What made it particularly fascinating though was their readings on Sept 11, 2001, the day of the World Trade Center and Pentagon attacks.  On that date, the spikes went off the chart.  Understandable.  But what made this so intriguing was that the spiking occurred at 4:30am EST, 4-5 hours before the attacks.  These researchers felt this proved their theory that time as we measure it—the past, present & future—exists simultaneously, and given the right circumstances, our subconscious is capable of glimpsing into (what we perceive as) the past or the future. 

I know, trippy stuff.  But I believe I once experienced such an event, and here’s what happened.

Way back in in the winter of 1983, when my sister Shawn & I were living in our grandmothers former house and sharing expenses, we were on a pretty tight budget.  Both of us were working minimum wage jobs, and most things (like heat) were considered luxuries.  I daydreamed regularly about winning the Lotto, and to a young man’s brain, a million dollar windfall seemed perfectly doable.

So one day at the library, I see this book titled “Self Hypnosis: Visit Past Lives & See the Future”.  I thought why not, got the book and read it earnestly.  And every night after going to bed, I’d use the techniques described in the book to try and induce a vision.  I would lie there and visualize the words “see the future, see the future” as I drifted off to sleep. 

I never did see tomorrow’s lottery numbers, but for a chronic insomniac like myself I sure learned how to fall asleep fast enough.

Anyway, this went on for a week or so.  And then one night (after my ‘future’ chant) I fell asleep and experienced a VERY vivid dream.  I was standing on the walkway outside of Murphy’s Mart (the department store where my sister & I worked) and there was a noise in the air, like an oncoming train.  I looked up just in time to see a small plane dive nose-first into the parking lot directly in front of our store.  The plane smashed into a couple of cars and erupted into flames, and I could feel the heat from the burning fuselage on my face and the backs of my hands.  The air was heavy with the smell of fuel.  And then suddenly someone appeared beside me and handed me a newspaper, and said “Mr. Rumskey thought you’d want to see this”. (Mr. Rumskey was our store’s manager.)  I looked down at the paper and saw an article about that same plane crash right in front of me.

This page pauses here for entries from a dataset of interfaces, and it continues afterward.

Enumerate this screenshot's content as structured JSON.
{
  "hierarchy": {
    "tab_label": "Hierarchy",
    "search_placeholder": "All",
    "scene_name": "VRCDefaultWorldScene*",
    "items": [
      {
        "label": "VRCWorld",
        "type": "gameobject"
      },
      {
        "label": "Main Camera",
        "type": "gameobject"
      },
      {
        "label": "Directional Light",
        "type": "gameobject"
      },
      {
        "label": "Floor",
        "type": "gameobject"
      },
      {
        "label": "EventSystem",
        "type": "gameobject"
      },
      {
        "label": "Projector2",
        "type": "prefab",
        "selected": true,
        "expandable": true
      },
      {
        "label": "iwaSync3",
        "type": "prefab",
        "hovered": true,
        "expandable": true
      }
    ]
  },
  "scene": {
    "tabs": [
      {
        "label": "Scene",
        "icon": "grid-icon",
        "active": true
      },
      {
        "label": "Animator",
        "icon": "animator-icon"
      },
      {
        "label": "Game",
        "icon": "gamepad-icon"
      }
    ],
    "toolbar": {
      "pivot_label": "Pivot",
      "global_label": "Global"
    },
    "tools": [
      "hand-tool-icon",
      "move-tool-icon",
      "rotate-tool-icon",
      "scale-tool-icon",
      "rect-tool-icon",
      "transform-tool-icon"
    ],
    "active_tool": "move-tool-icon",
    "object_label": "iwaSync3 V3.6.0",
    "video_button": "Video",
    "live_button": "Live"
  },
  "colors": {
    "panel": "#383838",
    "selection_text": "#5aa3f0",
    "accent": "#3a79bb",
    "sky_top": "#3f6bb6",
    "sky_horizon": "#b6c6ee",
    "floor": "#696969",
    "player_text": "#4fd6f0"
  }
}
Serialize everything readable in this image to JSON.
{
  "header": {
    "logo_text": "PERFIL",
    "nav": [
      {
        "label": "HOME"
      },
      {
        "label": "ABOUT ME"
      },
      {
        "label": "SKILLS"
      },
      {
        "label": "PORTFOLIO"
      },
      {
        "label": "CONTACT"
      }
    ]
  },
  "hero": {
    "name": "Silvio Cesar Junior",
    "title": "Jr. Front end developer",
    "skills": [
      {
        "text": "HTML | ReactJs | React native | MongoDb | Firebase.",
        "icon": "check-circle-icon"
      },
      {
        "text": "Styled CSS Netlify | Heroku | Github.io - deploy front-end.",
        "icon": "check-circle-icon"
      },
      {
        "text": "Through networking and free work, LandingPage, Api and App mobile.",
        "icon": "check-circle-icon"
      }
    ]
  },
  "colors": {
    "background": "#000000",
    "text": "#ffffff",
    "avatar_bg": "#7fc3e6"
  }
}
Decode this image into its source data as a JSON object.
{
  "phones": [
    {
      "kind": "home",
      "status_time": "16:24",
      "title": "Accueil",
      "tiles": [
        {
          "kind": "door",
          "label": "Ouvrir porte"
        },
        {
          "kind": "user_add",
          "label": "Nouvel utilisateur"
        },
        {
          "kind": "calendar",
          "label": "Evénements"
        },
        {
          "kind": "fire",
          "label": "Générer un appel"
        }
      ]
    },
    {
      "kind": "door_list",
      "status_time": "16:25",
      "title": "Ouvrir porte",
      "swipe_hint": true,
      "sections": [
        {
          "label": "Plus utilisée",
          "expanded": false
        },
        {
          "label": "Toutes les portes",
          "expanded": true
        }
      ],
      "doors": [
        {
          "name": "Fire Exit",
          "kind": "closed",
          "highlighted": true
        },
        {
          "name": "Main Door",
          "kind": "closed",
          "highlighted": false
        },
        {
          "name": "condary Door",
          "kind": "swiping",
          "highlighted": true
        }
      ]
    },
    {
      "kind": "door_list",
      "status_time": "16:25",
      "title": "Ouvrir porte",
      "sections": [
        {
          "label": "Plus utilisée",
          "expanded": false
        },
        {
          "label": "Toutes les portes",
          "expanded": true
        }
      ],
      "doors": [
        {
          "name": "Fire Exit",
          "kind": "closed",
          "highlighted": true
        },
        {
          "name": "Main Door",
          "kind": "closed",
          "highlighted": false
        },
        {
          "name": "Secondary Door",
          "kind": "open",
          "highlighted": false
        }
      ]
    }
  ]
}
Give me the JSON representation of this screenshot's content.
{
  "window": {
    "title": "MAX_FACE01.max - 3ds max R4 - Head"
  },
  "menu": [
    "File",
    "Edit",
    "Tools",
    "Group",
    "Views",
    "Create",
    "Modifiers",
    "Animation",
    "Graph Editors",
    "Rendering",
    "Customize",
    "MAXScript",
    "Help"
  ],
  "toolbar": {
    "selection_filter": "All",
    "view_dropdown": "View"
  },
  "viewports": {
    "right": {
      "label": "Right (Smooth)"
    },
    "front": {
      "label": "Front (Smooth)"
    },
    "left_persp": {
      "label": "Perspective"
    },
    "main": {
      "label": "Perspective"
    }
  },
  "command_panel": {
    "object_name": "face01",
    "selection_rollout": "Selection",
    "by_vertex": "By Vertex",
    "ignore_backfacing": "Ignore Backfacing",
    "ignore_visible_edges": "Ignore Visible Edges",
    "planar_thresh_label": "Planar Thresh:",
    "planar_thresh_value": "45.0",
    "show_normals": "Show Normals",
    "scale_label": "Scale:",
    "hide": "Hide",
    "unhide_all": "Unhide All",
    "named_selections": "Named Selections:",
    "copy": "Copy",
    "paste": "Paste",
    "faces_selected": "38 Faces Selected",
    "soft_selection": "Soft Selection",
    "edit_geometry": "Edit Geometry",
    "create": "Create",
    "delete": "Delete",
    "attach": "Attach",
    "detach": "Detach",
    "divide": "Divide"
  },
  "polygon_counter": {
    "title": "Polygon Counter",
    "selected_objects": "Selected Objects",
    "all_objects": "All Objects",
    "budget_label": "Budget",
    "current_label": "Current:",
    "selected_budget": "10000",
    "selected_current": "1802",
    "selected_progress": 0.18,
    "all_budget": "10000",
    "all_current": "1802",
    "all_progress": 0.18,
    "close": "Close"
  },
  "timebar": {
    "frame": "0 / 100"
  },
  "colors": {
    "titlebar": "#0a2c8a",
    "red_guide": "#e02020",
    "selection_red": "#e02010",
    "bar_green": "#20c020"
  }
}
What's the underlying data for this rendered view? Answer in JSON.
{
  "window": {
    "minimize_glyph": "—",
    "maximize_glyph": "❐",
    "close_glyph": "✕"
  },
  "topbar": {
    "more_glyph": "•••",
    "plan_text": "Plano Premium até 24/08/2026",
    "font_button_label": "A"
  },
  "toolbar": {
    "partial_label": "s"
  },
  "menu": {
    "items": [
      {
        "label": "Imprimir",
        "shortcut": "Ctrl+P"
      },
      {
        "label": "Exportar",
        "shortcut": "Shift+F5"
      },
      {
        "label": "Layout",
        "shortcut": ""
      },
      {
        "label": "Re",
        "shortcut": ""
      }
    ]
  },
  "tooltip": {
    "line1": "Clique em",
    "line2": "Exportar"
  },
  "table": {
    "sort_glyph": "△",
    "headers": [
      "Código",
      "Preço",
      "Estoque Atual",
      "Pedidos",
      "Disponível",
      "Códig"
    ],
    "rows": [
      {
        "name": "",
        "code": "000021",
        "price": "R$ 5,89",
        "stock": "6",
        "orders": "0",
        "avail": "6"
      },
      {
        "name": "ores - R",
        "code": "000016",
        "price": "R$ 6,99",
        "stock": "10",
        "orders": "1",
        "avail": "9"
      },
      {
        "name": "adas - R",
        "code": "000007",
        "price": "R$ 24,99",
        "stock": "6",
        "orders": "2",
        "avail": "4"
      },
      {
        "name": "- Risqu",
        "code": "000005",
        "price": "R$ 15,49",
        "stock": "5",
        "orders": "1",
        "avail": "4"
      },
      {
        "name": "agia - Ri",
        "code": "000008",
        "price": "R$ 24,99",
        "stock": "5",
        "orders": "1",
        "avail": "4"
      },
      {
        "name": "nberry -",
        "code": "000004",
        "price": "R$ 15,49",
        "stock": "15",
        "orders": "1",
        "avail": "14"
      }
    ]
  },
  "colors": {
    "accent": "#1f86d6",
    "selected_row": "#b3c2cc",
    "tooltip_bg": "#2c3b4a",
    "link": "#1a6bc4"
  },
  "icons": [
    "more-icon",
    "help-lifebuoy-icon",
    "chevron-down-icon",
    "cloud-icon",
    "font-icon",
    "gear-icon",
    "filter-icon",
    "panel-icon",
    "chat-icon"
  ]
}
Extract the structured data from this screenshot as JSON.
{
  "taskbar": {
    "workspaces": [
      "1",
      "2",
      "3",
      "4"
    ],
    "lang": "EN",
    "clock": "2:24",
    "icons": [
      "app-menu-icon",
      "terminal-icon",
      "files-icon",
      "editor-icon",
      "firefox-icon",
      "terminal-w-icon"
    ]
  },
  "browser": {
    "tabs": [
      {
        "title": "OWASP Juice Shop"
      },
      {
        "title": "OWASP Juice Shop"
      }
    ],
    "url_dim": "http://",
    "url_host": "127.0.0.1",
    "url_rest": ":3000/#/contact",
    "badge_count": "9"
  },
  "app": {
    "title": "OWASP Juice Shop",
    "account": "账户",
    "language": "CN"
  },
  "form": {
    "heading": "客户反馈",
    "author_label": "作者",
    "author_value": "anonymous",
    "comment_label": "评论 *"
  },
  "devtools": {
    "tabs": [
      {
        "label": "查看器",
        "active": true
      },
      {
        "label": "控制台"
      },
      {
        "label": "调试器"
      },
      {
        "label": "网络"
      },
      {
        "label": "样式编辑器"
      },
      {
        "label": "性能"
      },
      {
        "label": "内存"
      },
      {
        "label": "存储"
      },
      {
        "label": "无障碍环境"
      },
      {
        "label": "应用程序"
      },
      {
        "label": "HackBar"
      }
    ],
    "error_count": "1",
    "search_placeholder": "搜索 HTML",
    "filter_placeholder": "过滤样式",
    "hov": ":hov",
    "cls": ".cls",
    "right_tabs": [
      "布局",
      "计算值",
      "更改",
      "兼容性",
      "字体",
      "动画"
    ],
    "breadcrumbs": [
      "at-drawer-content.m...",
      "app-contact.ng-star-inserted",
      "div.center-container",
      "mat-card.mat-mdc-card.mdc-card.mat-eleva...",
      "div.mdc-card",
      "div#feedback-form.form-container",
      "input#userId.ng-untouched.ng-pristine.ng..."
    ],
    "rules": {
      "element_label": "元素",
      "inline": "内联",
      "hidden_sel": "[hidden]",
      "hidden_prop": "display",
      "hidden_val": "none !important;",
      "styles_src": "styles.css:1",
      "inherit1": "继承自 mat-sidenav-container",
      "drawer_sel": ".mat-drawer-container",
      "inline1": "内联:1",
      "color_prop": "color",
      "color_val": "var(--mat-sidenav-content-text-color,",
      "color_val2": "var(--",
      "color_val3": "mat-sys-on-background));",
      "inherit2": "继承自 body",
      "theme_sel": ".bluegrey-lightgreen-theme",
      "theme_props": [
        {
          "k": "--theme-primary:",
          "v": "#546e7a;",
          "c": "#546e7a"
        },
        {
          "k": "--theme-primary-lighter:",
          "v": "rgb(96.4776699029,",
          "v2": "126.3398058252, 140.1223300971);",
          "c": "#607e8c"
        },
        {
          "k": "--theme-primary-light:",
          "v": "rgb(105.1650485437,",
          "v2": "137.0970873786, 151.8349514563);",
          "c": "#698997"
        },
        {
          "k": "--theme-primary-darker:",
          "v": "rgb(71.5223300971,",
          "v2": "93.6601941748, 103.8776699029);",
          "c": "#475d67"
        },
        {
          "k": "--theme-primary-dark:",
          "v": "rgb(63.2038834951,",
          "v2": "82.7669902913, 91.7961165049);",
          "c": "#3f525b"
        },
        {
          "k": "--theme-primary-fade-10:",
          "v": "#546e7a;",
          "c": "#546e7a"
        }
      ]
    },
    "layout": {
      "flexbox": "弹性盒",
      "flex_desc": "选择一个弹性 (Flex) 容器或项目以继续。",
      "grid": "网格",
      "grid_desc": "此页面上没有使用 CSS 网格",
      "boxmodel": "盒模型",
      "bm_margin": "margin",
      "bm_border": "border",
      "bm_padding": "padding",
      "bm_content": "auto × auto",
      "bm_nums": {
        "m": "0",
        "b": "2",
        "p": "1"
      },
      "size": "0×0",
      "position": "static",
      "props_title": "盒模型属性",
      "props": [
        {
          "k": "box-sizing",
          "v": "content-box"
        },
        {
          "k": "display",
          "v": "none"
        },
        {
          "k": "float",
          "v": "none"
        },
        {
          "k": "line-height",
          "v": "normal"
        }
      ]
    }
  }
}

When I awoke that morning, I wasted no time telling my sister about it.  She said “Wow, some dream” and I said no, no—it was more than that.  I was there.  It’s hard to explain, but I felt some weird compulsion to share it with anyone who would listen.  And later that day at work, I did just that—I told everyone at the store.  

It was only a week or so later when it happened:  I was leaving the store at the end of the workday, and had just gotten out the front doors when Sandy W. (a friend & coworker) followed me outside and said “Doug, I’m glad I caught you.  Mr. Rumskey thought you’d want to see this.”  She handed me the local paper and sure enough there was an article about a small plane crashing into a department store’s parking lot.  


The front page of the Observer Reporter, from February 19, 1983.  Click on the paper to read about the tragic accident

No it wasn’t our store of course; the crash occurred across the country in another department store’s parking lot.  But there it was on the front page of our local paper—and there I was, in the same spot in front of our store where I was handed a newspaper in my dream a week or so earlier.

In the days that followed, I tried in vain to have another one of these ‘visions’, but no such luck.  (And I never won those millions in the Lotto either!)

I know what you’re probably thinking, I’ve often told myself the same thing; it was just some crazy dream, God knows we’ve all had them.  But there’s still a part of me that knows it was more than that—and now, after watching that special on the Science Channel, who knows… maybe it’s time I tried this again!